* What you will do:
Write out each entry below exactly. Do not include the images.

Data about app and page elements:
________________________________________

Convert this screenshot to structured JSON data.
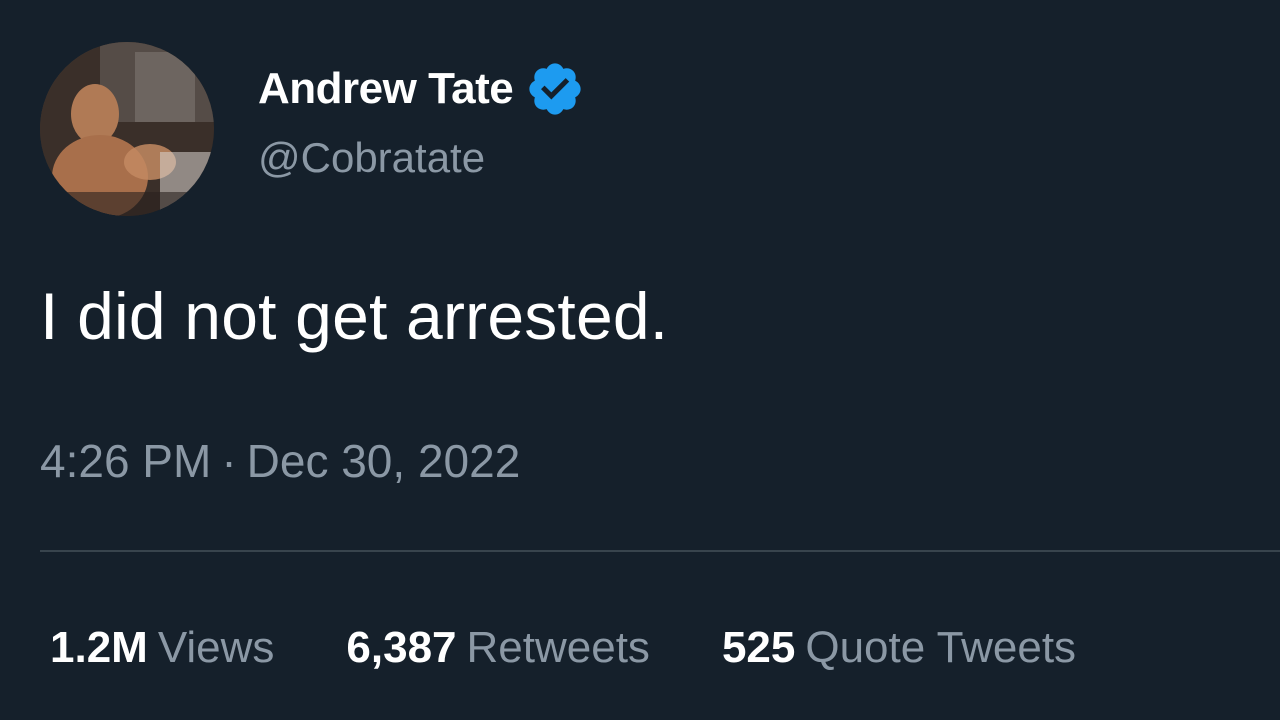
{
  "tweet": {
    "author": {
      "display_name": "Andrew Tate",
      "handle": "@Cobratate",
      "verified": true,
      "avatar_icon": "profile-photo"
    },
    "text": "I did not get arrested.",
    "time": "4:26 PM",
    "separator": "·",
    "date": "Dec 30, 2022",
    "stats": {
      "views_count": "1.2M",
      "views_label": "Views",
      "retweets_count": "6,387",
      "retweets_label": "Retweets",
      "quotes_count": "525",
      "quotes_label": "Quote Tweets"
    }
  },
  "colors": {
    "background": "#15202b",
    "primary_text": "#ffffff",
    "secondary_text": "#8b98a5",
    "verified_badge": "#1d9bf0",
    "divider": "#38444d"
  }
}
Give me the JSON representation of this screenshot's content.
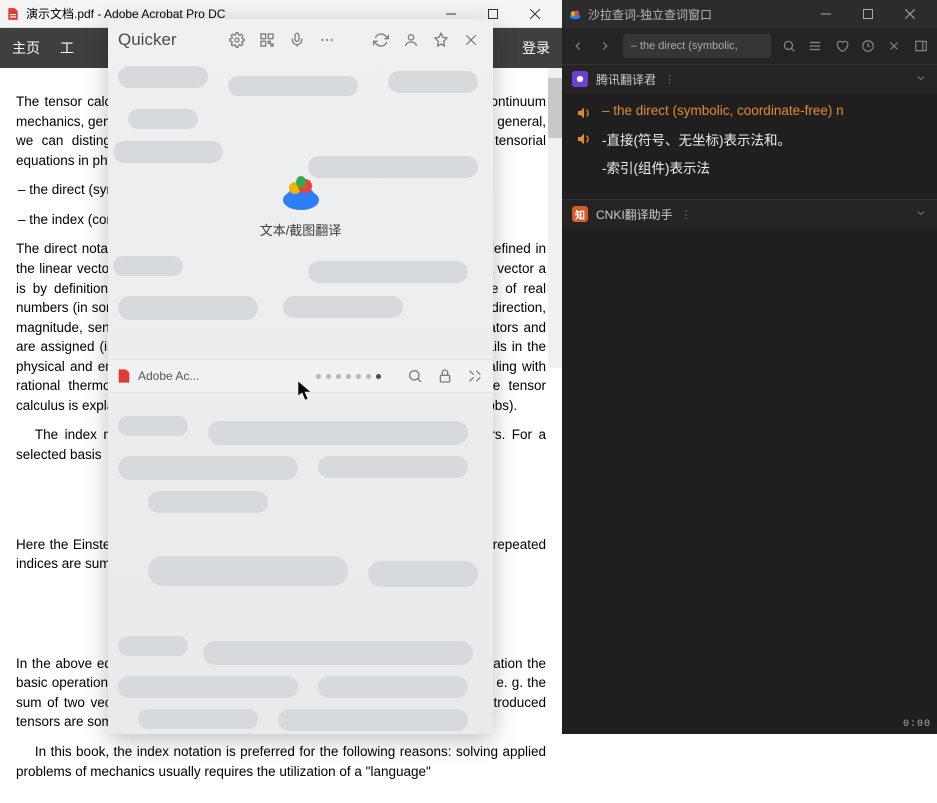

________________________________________

* Written answer:
Convert this screenshot to structured JSON data.
{
  "tweet": {
    "author": {
      "display_name": "Andrew Tate",
      "handle": "@Cobratate",
      "verified": true,
      "avatar_icon": "profile-photo"
    },
    "text": "I did not get arrested.",
    "time": "4:26 PM",
    "separator": "·",
    "date": "Dec 30, 2022",
    "stats": {
      "views_count": "1.2M",
      "views_label": "Views",
      "retweets_count": "6,387",
      "retweets_label": "Retweets",
      "quotes_count": "525",
      "quotes_label": "Quote Tweets"
    }
  },
  "colors": {
    "background": "#15202b",
    "primary_text": "#ffffff",
    "secondary_text": "#8b98a5",
    "verified_badge": "#1d9bf0",
    "divider": "#38444d"
  }
}
Give me the JSON representation of this screenshot's content.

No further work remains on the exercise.